From Philip Mazzei
[30 July 1801]
richiede, e che non è possibile di ottenere qualora si voglion dire delle verità. Dalle correzioni fattevi colla penna. Ella concepirà, che, a motivo del necessario segreto, non potei averne le prove per correggerle.
Il Capn. Ramsdell partì finalmente da Napoli, dopo subìti altri cattivi trattamenti, conforme faranno sentire (credo io) al Governo i Proprietari del carico spedito qua da Filadelfia. Tutto qual che sento m’induce a raccomandar sempre più, che si provveda àgl’interessi dei negozianti e naviganti Americani, mentre il commercio coll’Italia credasi utile agli Stati.
È giunto a Parma il Rè d’Etruria, e ieri veddi da un suo Editto, che à mandato qua un Ministro a prenderne possesso in suo nome. Non ò alcun dato certo per formar congetture. Le dirò quel che scrissi, quando seppesi il Trattato di Luneville, a un Toscano grande amico mio, e più ancora della libertà, che era in Parigi. “La Toscana è troppo piccola cosa per aver potuto sperar’altro che di esser destinata a chiudere un buco, e tra i buchi questo è forse il meno cattivo. Bisogna dunque consolarsene, e regalare ai nostri antagonisti (che ne son desolati) anche la nostra porzione di malcontento.”
La lor desolazione procedeva dal desiderio di riavere il passato Principe, dal quale speravan tutto in ricompensa della lor persecuzione contro i Patriotti, la quale bramavano di poter ricominciare.
[30 July 1801]
… requires and which it is impossible to obtain if one wishes to state some truths. The corrections I made in ink will suggest to you that owing to the necessary secrecy I was unable to proofread them.
Captain Ramsdell at long last sailed from Naples after suffering additional rough treatment, as I think the owners of the cargo shipped there from Philadelphia will bring to the attention of the government. All that I hear impels me to urge more emphatically than ever that provisions be made to protect the interests of merchants and mariners if trade with Italy is considered useful.

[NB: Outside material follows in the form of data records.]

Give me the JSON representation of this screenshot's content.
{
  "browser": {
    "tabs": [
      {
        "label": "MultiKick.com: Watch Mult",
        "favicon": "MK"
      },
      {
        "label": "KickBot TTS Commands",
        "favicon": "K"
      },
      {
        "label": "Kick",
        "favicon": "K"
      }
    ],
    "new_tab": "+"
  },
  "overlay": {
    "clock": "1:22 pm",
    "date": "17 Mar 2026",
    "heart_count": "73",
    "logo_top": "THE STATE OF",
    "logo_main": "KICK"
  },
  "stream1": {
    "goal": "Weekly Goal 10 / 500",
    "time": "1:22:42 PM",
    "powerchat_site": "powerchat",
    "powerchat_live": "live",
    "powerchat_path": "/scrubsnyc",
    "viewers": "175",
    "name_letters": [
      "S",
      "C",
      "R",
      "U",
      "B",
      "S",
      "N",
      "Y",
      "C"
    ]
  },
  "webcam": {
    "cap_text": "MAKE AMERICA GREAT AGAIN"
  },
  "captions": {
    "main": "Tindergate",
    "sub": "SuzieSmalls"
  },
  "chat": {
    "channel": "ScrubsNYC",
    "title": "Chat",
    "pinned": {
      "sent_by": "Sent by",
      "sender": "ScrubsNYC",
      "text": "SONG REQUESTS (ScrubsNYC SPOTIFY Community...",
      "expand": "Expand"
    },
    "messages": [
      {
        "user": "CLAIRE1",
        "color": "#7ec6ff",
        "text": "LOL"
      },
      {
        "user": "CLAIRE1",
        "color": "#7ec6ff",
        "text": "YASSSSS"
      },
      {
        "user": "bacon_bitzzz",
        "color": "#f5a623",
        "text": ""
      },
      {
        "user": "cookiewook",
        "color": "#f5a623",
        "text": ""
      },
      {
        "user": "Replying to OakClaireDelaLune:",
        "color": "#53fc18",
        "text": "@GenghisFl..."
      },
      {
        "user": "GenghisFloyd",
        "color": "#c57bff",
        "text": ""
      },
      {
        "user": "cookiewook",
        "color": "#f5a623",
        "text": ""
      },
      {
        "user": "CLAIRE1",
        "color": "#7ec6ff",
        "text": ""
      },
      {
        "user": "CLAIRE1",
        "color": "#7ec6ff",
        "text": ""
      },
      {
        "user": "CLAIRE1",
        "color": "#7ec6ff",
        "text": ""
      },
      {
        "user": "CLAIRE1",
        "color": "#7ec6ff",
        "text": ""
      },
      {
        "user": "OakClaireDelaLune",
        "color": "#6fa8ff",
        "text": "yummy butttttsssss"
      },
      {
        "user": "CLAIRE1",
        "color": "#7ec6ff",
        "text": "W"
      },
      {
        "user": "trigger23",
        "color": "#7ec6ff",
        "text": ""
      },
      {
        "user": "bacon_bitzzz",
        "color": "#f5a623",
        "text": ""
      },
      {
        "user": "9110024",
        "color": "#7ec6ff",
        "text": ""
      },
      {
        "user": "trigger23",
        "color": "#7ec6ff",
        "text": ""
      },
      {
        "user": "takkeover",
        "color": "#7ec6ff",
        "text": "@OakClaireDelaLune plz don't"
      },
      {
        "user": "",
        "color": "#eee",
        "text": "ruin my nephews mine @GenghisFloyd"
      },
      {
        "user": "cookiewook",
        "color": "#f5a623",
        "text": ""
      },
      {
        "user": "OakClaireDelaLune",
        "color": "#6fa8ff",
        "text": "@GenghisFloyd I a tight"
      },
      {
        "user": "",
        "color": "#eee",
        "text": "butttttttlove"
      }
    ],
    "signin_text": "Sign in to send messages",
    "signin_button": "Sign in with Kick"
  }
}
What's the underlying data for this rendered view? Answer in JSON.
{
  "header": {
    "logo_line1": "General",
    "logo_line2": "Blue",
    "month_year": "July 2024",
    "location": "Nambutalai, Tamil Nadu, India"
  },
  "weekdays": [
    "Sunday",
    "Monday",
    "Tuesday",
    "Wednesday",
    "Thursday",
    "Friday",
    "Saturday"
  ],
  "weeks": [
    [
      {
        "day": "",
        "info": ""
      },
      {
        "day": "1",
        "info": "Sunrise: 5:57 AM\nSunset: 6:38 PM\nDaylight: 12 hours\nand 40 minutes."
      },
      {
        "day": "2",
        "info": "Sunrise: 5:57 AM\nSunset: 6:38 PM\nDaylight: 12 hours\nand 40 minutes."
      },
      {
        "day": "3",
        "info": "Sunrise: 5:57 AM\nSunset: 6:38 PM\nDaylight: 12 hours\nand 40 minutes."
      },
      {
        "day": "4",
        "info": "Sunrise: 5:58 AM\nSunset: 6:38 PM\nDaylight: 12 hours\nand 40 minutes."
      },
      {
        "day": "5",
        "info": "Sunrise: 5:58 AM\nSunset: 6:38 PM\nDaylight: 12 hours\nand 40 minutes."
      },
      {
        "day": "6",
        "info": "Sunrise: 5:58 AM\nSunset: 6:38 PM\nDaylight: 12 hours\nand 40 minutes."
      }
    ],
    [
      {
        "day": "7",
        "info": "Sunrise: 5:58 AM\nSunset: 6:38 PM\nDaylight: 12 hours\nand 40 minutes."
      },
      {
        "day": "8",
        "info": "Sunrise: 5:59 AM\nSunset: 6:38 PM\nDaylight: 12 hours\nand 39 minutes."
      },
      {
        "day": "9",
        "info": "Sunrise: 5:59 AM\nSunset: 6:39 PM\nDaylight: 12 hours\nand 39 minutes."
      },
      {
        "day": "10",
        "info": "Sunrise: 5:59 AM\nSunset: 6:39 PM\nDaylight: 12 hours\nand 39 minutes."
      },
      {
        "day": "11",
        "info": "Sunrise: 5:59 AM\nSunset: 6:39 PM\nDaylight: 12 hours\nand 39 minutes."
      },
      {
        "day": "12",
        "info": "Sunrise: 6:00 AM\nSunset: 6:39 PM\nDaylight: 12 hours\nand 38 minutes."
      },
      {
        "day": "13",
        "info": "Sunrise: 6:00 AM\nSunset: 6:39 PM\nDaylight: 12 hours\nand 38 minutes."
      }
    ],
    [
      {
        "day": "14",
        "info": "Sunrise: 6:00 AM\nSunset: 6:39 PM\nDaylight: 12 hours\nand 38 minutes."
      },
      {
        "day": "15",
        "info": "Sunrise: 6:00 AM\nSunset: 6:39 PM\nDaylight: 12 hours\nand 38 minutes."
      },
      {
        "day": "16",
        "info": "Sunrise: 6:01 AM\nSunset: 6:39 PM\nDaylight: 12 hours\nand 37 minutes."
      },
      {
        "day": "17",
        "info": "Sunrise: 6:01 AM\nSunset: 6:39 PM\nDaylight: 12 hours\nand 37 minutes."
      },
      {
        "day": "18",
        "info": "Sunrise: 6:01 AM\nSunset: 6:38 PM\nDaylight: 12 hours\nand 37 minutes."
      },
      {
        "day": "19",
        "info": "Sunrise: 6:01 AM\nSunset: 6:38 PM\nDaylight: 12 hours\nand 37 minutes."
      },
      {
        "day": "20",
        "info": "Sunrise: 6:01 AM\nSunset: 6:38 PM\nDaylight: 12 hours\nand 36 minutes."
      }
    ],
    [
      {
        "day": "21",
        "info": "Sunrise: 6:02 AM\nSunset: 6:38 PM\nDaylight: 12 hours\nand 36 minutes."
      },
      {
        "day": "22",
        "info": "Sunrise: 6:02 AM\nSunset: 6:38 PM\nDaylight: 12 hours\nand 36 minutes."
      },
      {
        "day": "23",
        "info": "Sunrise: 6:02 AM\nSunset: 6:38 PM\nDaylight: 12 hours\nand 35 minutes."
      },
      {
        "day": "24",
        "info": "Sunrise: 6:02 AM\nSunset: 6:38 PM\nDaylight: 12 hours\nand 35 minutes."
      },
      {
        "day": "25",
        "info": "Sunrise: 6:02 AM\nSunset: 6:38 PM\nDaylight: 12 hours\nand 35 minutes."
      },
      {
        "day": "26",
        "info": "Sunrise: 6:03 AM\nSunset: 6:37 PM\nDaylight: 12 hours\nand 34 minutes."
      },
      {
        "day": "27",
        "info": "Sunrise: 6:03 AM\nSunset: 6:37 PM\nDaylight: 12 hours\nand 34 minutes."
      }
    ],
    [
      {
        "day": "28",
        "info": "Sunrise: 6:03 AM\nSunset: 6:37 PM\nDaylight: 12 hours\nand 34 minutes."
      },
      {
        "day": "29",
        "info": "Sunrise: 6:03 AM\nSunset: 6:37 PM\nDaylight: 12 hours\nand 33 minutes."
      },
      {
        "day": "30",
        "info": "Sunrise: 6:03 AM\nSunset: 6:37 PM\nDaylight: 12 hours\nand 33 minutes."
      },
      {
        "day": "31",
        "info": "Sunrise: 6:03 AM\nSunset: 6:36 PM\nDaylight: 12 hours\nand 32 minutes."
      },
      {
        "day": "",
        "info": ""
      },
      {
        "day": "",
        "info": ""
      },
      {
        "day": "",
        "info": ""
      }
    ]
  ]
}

The king of Etruria has arrived in Parma, and yesterday I saw by an edict of his that he has sent here a minister to take possession in his name. I have no sure data on which to venture a guess. I will quote what I wrote to a Tuscan in Paris, a great friend of mine and even more of liberty, when news of the Treaty of Lunéville came out: “Tuscany is too small a thing to hope that she would be used for anything other than to plug a hole, and of all holes this one is perhaps the least bad. It behooves us therefore to find consolation in that and make a present of our share of dissatisfaction to our adversaries, to add to their desolation.”
Their desolation sprang from their desire to have the former ruler back, from whom they hoped to get anything as a reward for their persecution of the Patriots, which they yearned to be able to resume.
Dft (Archivio Filippo Mazzei, Pisa, Italy); part of a conjoined series of Mazzei’s drafts of letters to TJ, where it precedes Mazzei’s letter of 28 Sep. 1801 (see Margherita Marchione and Barbara B. Oberg, eds., Philip Mazzei: The Comprehensive Microform Edition of his Papers, 9 reels [Millwood, N.Y., 1982], 6:903); fragment; undated, but date assigned on the basis of information in Mazzei to TJ, 15 Nov. 1801 and 10 Apr. 1802. The RC of the letter above apparently enclosed a copy of Mazzei to TJ, 2 July, recorded in SJL as received from Pisa on 15 Oct., but not found, and a printed Italian translation of TJ’s first Inaugural Address (Discorso del Signor Tommaso Jefferson, with corrections in Mazzei’s hand and notation on title page in TJ’s hand “translated by Philip Mazzei,” Marchione and Oberg, eds., Philip Mazzei, 5:151–7; Sowerby description begins E. Millicent Sowerby, comp., Catalogue of the Library of Thomas Jefferson, Washington, D.C., 1952–59, 5 vols. description ends , No. 3261). No letter from Mazzei between 2 July and 28 Sep. is recorded in SJL.
Rè D’etruria: Louis I, king of Etruria. According to the London Times of 14 Aug., the king and queen of Etruria arrived in Parma on 17 July. An official proclamation thereafter announced Louis’s possession of the sovereignty of Tuscany and designated his ministro, Caesar Ventura, Marquis de Gallinetta, “Minister Plenipotentiary of his Etruscan Majesty,” to be his representative and take the customary oath of fidelity and obedience (London Times, 14 and 17 Aug.; Madison, Papers, Sec. of State Ser. description begins J. C. A. Stagg, ed., The Papers of James Madison, Secretary of State Series, Charlottesville, 1986–, 8 vols. description ends , 2:32).
Trattato Di Luneville: for the Treaty of Lunéville, see Vol. 32:372–3n.
Passato Principe: former ruler Ferdinand III.